### DATA FOR REVIEW
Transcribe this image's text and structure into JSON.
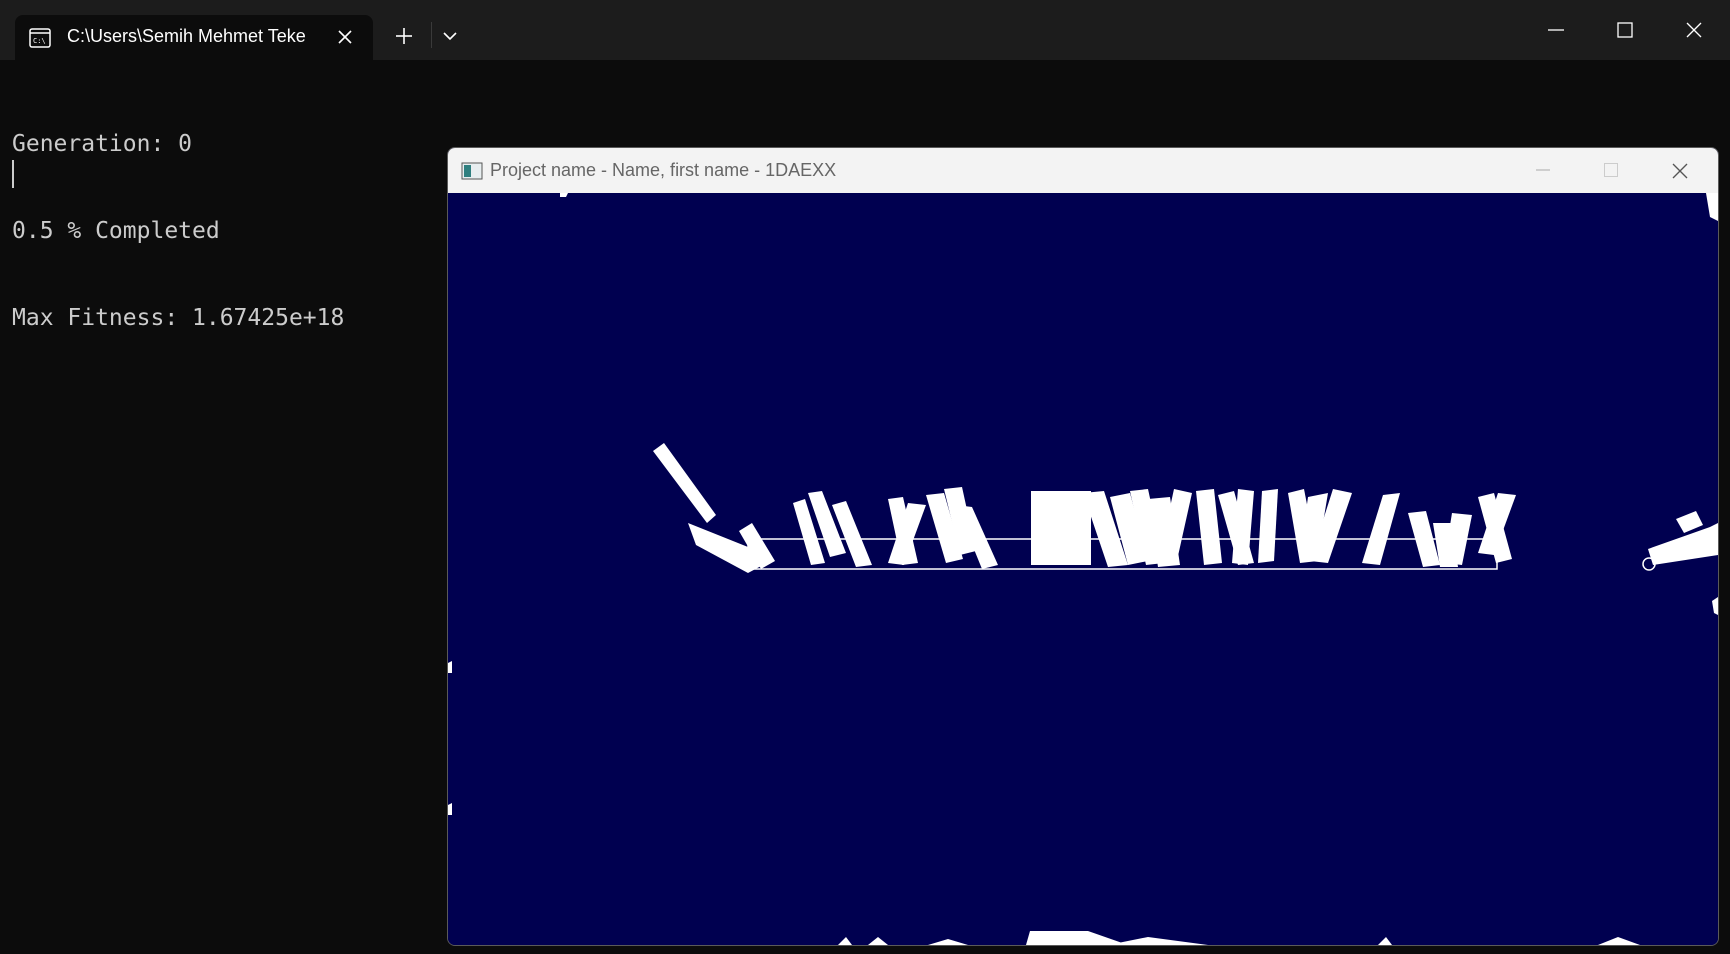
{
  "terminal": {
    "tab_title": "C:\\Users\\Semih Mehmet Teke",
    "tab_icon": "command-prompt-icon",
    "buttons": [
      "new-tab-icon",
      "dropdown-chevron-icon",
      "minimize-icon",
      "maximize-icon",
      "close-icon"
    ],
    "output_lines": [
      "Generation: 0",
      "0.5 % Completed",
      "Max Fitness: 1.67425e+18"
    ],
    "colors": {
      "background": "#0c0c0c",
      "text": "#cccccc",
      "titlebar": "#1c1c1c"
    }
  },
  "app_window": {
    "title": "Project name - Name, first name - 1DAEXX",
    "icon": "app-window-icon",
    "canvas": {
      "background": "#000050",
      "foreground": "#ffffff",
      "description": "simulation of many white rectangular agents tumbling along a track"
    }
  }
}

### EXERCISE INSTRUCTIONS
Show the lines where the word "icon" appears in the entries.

### RESULT FOR THIS TASK
    "tab_icon": "command-prompt-icon",
      "new-tab-icon",
      "dropdown-chevron-icon",
      "minimize-icon",
      "maximize-icon",
      "close-icon"
    "icon": "app-window-icon",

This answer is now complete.